Let not my humble presence affront and stumble
your hardened hearts that have not known my ways
nor seen my tracks converge to this uniqueness.
Mine is the strength of the hills that endure and crumble,
bleeding slow fertile dust to the valley floor.
I am the fire in the leaf that crisps and falls
and rots into the roots of the rioting trees.
I am the mystery, rising, surfacing
out of the seas into these infant eyes
that offer openness only and the unfocusing
search for an answering gaze. O recognize,
I am the undefeated heart of weakness.
Kneel and adore, fall down to pour your praise:
you cannot lie so low as I have been always.[xiii]
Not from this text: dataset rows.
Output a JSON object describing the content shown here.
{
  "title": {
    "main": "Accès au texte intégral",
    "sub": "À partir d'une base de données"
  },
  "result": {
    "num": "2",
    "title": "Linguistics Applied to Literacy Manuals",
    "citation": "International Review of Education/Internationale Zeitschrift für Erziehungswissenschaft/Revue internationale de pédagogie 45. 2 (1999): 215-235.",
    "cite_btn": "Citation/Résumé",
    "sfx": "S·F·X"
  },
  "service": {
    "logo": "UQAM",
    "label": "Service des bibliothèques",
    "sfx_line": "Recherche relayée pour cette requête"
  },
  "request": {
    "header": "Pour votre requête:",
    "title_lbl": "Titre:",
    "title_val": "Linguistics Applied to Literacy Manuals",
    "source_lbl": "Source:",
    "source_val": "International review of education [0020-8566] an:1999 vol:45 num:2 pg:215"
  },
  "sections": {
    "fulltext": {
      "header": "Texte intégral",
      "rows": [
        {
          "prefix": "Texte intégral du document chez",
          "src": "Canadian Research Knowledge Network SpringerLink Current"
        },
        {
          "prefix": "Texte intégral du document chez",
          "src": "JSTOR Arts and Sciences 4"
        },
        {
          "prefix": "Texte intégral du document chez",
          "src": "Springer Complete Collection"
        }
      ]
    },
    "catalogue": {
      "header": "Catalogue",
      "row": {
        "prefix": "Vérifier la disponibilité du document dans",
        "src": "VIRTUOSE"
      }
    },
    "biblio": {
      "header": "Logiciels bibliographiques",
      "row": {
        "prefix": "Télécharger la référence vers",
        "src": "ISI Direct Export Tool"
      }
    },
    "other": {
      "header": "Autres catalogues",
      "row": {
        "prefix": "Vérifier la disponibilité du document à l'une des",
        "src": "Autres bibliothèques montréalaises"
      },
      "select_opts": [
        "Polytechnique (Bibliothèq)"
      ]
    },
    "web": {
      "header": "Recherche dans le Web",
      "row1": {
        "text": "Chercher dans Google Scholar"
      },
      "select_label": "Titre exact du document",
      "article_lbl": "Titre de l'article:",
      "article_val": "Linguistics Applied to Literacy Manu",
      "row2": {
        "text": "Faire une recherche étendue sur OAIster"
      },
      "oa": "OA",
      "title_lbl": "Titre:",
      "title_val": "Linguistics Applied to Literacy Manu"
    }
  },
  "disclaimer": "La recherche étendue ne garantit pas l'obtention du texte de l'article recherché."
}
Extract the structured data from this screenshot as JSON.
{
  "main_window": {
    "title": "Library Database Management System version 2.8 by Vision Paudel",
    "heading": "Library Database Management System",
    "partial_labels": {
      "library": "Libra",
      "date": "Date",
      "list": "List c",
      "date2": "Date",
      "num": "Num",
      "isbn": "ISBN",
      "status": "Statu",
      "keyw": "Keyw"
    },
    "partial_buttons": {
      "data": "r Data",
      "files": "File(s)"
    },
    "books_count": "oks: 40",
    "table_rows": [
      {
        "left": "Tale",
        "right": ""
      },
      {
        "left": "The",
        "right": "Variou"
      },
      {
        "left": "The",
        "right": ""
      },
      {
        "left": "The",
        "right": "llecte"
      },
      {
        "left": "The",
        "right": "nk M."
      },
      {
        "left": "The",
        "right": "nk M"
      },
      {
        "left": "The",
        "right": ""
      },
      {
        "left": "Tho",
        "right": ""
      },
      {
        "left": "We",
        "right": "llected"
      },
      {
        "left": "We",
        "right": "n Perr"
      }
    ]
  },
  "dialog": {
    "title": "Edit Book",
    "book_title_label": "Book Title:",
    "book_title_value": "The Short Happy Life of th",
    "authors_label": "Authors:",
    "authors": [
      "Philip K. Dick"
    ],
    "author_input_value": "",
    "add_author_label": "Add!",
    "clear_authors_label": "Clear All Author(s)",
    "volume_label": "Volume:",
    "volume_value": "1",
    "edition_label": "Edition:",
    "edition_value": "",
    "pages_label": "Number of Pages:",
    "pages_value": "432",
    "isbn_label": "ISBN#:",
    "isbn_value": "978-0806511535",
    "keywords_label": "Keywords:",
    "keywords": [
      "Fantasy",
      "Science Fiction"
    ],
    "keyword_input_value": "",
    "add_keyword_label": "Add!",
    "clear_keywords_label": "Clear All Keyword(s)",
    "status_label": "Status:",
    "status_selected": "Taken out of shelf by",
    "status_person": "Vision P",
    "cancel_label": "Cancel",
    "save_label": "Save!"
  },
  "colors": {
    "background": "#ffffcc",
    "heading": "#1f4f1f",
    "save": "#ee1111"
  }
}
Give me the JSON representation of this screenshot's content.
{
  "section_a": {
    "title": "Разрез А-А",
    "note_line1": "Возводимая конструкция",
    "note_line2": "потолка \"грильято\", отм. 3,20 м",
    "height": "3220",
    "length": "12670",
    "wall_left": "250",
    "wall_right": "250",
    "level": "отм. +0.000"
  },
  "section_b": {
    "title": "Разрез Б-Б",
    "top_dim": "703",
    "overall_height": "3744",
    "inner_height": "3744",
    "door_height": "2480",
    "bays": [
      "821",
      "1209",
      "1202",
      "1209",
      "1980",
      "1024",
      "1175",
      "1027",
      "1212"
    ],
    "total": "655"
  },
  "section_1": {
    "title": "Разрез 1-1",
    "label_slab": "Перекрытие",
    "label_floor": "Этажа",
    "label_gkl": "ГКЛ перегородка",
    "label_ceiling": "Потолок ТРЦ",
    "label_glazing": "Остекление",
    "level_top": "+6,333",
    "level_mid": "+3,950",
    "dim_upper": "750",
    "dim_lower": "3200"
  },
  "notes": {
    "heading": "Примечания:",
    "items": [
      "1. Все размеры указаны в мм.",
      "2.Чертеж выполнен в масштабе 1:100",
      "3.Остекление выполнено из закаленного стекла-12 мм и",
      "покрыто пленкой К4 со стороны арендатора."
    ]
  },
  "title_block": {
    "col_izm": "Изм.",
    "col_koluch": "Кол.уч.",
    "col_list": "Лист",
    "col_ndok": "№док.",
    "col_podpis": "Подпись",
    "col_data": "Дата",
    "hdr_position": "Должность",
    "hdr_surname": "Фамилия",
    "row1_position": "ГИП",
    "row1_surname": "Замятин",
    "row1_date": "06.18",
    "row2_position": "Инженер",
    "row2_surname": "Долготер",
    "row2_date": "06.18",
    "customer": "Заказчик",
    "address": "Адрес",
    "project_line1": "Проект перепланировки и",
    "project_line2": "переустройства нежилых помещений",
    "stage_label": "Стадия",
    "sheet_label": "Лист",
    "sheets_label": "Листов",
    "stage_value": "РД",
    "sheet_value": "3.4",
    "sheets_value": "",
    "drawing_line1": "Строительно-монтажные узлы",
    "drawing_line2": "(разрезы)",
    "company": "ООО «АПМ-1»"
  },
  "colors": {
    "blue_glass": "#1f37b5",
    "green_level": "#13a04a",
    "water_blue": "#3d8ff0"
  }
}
The Reverend Dr David Wood is Rector of Joondalup and Anglican Chaplain to Edith Cowan University in Perth, Western Australia. He is the author of Is God a Boy’s Name?: Inclusive language for the Liturgy (Melbourne: St Stephen’s Press 1991), and Poet, Priest and Prophet: Bishop John V. Taylor (London: CTBI 2002). This article is an edited version of a paper given to the Waterloo Mission Seminar at Partnership House, London, on 9th July 2002.
By the same author: The Genesis of Poet, Priest and Prophet
[i] J.V. Taylor, CMS Newsletter 297, October 1966.
[ii] J.V. Taylor, The Go-Between God: The Holy Spirit and the Christian Mission (London: SCM 1972; New Edition, SCM Classics 2002).
[iii] J.V. Taylor, “The Theological Basis for Interfaith Dialogue”, Crucible, January-March 1978, pp.10-11.
[iv] J.V. Taylor, The Christlike God (London: SCM 1992).
[v] J.V. Taylor, “The Theological Basis for Interfaith Dialogue”, p.6f.
[vi] J.V. Taylor, The Primal Vision: Christian Presence amid African Religion (London: SCM 1963; New Edition, SCM Classics 2001) p.189.
[vii] J.V. Taylor, “The Theological Basis for Interfaith Dialogue”, p.4.
[viii] Ibid. p.4.
[ix] Ibid. p.15.
[x] Ibid. p.12.
[xi] J.V. Taylor “The Christian Vision and the Way Ahead”, Discernment, 2:1, Summer 1987, p15.
[xii] J.V. Taylor “Christian Motivation in Dialogue”, Face to Face: Essays on Inter-Faith Dialogue (London: The Highway Press 1971) p.14.
[xiii] J.V. Taylor, “Christmas Venite”, A Christmas Sequence and Other Poems (Oxford: The Amate Press 1989) p.15.